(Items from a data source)

------------------------------

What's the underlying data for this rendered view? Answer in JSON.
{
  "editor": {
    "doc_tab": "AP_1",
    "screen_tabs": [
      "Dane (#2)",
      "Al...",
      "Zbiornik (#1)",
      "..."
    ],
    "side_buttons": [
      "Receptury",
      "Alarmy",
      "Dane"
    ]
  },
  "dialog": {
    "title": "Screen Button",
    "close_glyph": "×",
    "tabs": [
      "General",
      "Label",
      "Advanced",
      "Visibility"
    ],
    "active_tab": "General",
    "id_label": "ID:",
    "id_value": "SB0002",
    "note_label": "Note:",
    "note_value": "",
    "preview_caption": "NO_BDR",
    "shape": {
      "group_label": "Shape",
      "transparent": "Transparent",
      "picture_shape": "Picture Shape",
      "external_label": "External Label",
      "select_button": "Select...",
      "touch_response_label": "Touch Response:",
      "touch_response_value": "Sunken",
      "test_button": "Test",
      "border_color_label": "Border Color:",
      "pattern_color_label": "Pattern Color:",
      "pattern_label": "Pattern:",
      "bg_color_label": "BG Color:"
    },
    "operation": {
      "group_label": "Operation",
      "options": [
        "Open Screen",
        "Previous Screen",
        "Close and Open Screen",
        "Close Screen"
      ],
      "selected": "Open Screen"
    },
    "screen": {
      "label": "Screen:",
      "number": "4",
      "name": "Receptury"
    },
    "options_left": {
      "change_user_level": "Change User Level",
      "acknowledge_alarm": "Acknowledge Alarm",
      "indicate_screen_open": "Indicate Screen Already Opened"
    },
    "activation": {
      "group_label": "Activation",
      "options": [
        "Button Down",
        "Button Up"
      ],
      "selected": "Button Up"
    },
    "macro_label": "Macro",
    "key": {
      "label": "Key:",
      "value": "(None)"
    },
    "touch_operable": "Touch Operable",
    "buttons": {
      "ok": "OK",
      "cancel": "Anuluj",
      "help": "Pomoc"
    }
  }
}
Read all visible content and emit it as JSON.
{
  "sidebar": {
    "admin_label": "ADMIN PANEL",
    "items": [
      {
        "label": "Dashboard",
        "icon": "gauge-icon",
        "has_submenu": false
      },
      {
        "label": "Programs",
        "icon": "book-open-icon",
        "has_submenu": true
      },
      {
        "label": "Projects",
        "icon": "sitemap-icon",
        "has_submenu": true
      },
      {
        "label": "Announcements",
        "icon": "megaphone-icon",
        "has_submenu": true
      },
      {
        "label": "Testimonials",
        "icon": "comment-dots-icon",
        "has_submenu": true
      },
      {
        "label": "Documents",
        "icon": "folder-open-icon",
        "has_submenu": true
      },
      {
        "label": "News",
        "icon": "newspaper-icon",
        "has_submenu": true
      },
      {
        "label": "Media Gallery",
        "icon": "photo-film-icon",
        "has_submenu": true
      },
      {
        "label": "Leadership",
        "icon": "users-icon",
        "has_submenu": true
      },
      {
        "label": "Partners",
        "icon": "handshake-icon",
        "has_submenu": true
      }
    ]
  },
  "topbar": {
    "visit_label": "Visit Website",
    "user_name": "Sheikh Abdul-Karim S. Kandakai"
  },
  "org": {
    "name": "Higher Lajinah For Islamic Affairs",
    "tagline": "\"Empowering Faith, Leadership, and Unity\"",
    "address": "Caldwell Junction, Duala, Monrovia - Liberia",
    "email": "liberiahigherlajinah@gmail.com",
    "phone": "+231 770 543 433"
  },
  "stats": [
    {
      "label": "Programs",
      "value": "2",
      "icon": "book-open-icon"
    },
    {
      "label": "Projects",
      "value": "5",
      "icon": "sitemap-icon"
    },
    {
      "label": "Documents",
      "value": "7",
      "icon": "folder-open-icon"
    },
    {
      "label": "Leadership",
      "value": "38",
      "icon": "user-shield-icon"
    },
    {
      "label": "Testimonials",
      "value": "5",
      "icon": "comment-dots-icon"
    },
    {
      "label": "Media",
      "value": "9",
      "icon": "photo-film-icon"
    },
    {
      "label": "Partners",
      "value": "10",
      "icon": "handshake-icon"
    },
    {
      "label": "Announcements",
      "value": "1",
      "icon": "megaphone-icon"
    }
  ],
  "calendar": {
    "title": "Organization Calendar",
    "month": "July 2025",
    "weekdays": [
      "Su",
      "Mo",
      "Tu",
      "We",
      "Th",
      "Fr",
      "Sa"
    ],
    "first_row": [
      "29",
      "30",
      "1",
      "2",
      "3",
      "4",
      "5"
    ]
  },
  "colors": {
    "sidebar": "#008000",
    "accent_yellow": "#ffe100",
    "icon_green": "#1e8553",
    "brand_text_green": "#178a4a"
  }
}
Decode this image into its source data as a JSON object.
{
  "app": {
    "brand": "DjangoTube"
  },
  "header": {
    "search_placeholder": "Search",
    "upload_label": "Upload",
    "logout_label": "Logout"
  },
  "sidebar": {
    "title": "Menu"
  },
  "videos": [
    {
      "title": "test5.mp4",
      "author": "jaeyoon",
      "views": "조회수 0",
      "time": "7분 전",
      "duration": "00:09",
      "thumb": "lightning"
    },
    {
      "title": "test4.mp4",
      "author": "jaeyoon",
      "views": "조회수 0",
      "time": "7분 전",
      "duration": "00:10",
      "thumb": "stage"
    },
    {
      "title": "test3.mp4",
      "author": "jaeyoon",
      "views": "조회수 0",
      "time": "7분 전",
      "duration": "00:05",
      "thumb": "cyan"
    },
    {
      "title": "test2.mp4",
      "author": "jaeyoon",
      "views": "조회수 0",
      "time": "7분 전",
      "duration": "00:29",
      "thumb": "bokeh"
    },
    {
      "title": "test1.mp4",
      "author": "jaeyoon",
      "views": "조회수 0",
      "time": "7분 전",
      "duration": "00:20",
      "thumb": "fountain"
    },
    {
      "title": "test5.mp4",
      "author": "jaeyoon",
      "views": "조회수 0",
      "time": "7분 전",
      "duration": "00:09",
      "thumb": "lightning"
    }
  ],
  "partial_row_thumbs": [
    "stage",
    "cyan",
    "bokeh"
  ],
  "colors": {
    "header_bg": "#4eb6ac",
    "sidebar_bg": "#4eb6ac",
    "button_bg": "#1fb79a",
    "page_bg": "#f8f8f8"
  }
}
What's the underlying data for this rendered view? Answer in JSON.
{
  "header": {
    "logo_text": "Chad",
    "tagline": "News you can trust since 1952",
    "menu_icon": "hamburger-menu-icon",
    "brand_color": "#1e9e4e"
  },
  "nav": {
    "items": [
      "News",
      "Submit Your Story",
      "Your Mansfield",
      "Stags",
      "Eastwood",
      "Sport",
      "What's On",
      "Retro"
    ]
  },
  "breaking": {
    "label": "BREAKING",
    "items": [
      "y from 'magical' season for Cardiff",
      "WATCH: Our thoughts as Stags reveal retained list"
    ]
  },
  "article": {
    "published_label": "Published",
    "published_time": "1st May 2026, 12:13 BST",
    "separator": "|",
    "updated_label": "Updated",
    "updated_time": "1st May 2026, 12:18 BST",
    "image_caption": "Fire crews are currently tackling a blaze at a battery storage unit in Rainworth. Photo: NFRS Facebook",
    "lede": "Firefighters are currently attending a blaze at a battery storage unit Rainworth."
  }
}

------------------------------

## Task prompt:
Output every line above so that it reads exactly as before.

## Solution:
What's the underlying data for this rendered view? Answer in JSON.
{
  "editor": {
    "doc_tab": "AP_1",
    "screen_tabs": [
      "Dane (#2)",
      "Al...",
      "Zbiornik (#1)",
      "..."
    ],
    "side_buttons": [
      "Receptury",
      "Alarmy",
      "Dane"
    ]
  },
  "dialog": {
    "title": "Screen Button",
    "close_glyph": "×",
    "tabs": [
      "General",
      "Label",
      "Advanced",
      "Visibility"
    ],
    "active_tab": "General",
    "id_label": "ID:",
    "id_value": "SB0002",
    "note_label": "Note:",
    "note_value": "",
    "preview_caption": "NO_BDR",
    "shape": {
      "group_label": "Shape",
      "transparent": "Transparent",
      "picture_shape": "Picture Shape",
      "external_label": "External Label",
      "select_button": "Select...",
      "touch_response_label": "Touch Response:",
      "touch_response_value": "Sunken",
      "test_button": "Test",
      "border_color_label": "Border Color:",
      "pattern_color_label": "Pattern Color:",
      "pattern_label": "Pattern:",
      "bg_color_label": "BG Color:"
    },
    "operation": {
      "group_label": "Operation",
      "options": [
        "Open Screen",
        "Previous Screen",
        "Close and Open Screen",
        "Close Screen"
      ],
      "selected": "Open Screen"
    },
    "screen": {
      "label": "Screen:",
      "number": "4",
      "name": "Receptury"
    },
    "options_left": {
      "change_user_level": "Change User Level",
      "acknowledge_alarm": "Acknowledge Alarm",
      "indicate_screen_open": "Indicate Screen Already Opened"
    },
    "activation": {
      "group_label": "Activation",
      "options": [
        "Button Down",
        "Button Up"
      ],
      "selected": "Button Up"
    },
    "macro_label": "Macro",
    "key": {
      "label": "Key:",
      "value": "(None)"
    },
    "touch_operable": "Touch Operable",
    "buttons": {
      "ok": "OK",
      "cancel": "Anuluj",
      "help": "Pomoc"
    }
  }
}
Read all visible content and emit it as JSON.
{
  "sidebar": {
    "admin_label": "ADMIN PANEL",
    "items": [
      {
        "label": "Dashboard",
        "icon": "gauge-icon",
        "has_submenu": false
      },
      {
        "label": "Programs",
        "icon": "book-open-icon",
        "has_submenu": true
      },
      {
        "label": "Projects",
        "icon": "sitemap-icon",
        "has_submenu": true
      },
      {
        "label": "Announcements",
        "icon": "megaphone-icon",
        "has_submenu": true
      },
      {
        "label": "Testimonials",
        "icon": "comment-dots-icon",
        "has_submenu": true
      },
      {
        "label": "Documents",
        "icon": "folder-open-icon",
        "has_submenu": true
      },
      {
        "label": "News",
        "icon": "newspaper-icon",
        "has_submenu": true
      },
      {
        "label": "Media Gallery",
        "icon": "photo-film-icon",
        "has_submenu": true
      },
      {
        "label": "Leadership",
        "icon": "users-icon",
        "has_submenu": true
      },
      {
        "label": "Partners",
        "icon": "handshake-icon",
        "has_submenu": true
      }
    ]
  },
  "topbar": {
    "visit_label": "Visit Website",
    "user_name": "Sheikh Abdul-Karim S. Kandakai"
  },
  "org": {
    "name": "Higher Lajinah For Islamic Affairs",
    "tagline": "\"Empowering Faith, Leadership, and Unity\"",
    "address": "Caldwell Junction, Duala, Monrovia - Liberia",
    "email": "liberiahigherlajinah@gmail.com",
    "phone": "+231 770 543 433"
  },
  "stats": [
    {
      "label": "Programs",
      "value": "2",
      "icon": "book-open-icon"
    },
    {
      "label": "Projects",
      "value": "5",
      "icon": "sitemap-icon"
    },
    {
      "label": "Documents",
      "value": "7",
      "icon": "folder-open-icon"
    },
    {
      "label": "Leadership",
      "value": "38",
      "icon": "user-shield-icon"
    },
    {
      "label": "Testimonials",
      "value": "5",
      "icon": "comment-dots-icon"
    },
    {
      "label": "Media",
      "value": "9",
      "icon": "photo-film-icon"
    },
    {
      "label": "Partners",
      "value": "10",
      "icon": "handshake-icon"
    },
    {
      "label": "Announcements",
      "value": "1",
      "icon": "megaphone-icon"
    }
  ],
  "calendar": {
    "title": "Organization Calendar",
    "month": "July 2025",
    "weekdays": [
      "Su",
      "Mo",
      "Tu",
      "We",
      "Th",
      "Fr",
      "Sa"
    ],
    "first_row": [
      "29",
      "30",
      "1",
      "2",
      "3",
      "4",
      "5"
    ]
  },
  "colors": {
    "sidebar": "#008000",
    "accent_yellow": "#ffe100",
    "icon_green": "#1e8553",
    "brand_text_green": "#178a4a"
  }
}
Decode this image into its source data as a JSON object.
{
  "app": {
    "brand": "DjangoTube"
  },
  "header": {
    "search_placeholder": "Search",
    "upload_label": "Upload",
    "logout_label": "Logout"
  },
  "sidebar": {
    "title": "Menu"
  },
  "videos": [
    {
      "title": "test5.mp4",
      "author": "jaeyoon",
      "views": "조회수 0",
      "time": "7분 전",
      "duration": "00:09",
      "thumb": "lightning"
    },
    {
      "title": "test4.mp4",
      "author": "jaeyoon",
      "views": "조회수 0",
      "time": "7분 전",
      "duration": "00:10",
      "thumb": "stage"
    },
    {
      "title": "test3.mp4",
      "author": "jaeyoon",
      "views": "조회수 0",
      "time": "7분 전",
      "duration": "00:05",
      "thumb": "cyan"
    },
    {
      "title": "test2.mp4",
      "author": "jaeyoon",
      "views": "조회수 0",
      "time": "7분 전",
      "duration": "00:29",
      "thumb": "bokeh"
    },
    {
      "title": "test1.mp4",
      "author": "jaeyoon",
      "views": "조회수 0",
      "time": "7분 전",
      "duration": "00:20",
      "thumb": "fountain"
    },
    {
      "title": "test5.mp4",
      "author": "jaeyoon",
      "views": "조회수 0",
      "time": "7분 전",
      "duration": "00:09",
      "thumb": "lightning"
    }
  ],
  "partial_row_thumbs": [
    "stage",
    "cyan",
    "bokeh"
  ],
  "colors": {
    "header_bg": "#4eb6ac",
    "sidebar_bg": "#4eb6ac",
    "button_bg": "#1fb79a",
    "page_bg": "#f8f8f8"
  }
}
What's the underlying data for this rendered view? Answer in JSON.
{
  "header": {
    "logo_text": "Chad",
    "tagline": "News you can trust since 1952",
    "menu_icon": "hamburger-menu-icon",
    "brand_color": "#1e9e4e"
  },
  "nav": {
    "items": [
      "News",
      "Submit Your Story",
      "Your Mansfield",
      "Stags",
      "Eastwood",
      "Sport",
      "What's On",
      "Retro"
    ]
  },
  "breaking": {
    "label": "BREAKING",
    "items": [
      "y from 'magical' season for Cardiff",
      "WATCH: Our thoughts as Stags reveal retained list"
    ]
  },
  "article": {
    "published_label": "Published",
    "published_time": "1st May 2026, 12:13 BST",
    "separator": "|",
    "updated_label": "Updated",
    "updated_time": "1st May 2026, 12:18 BST",
    "image_caption": "Fire crews are currently tackling a blaze at a battery storage unit in Rainworth. Photo: NFRS Facebook",
    "lede": "Firefighters are currently attending a blaze at a battery storage unit Rainworth."
  }
}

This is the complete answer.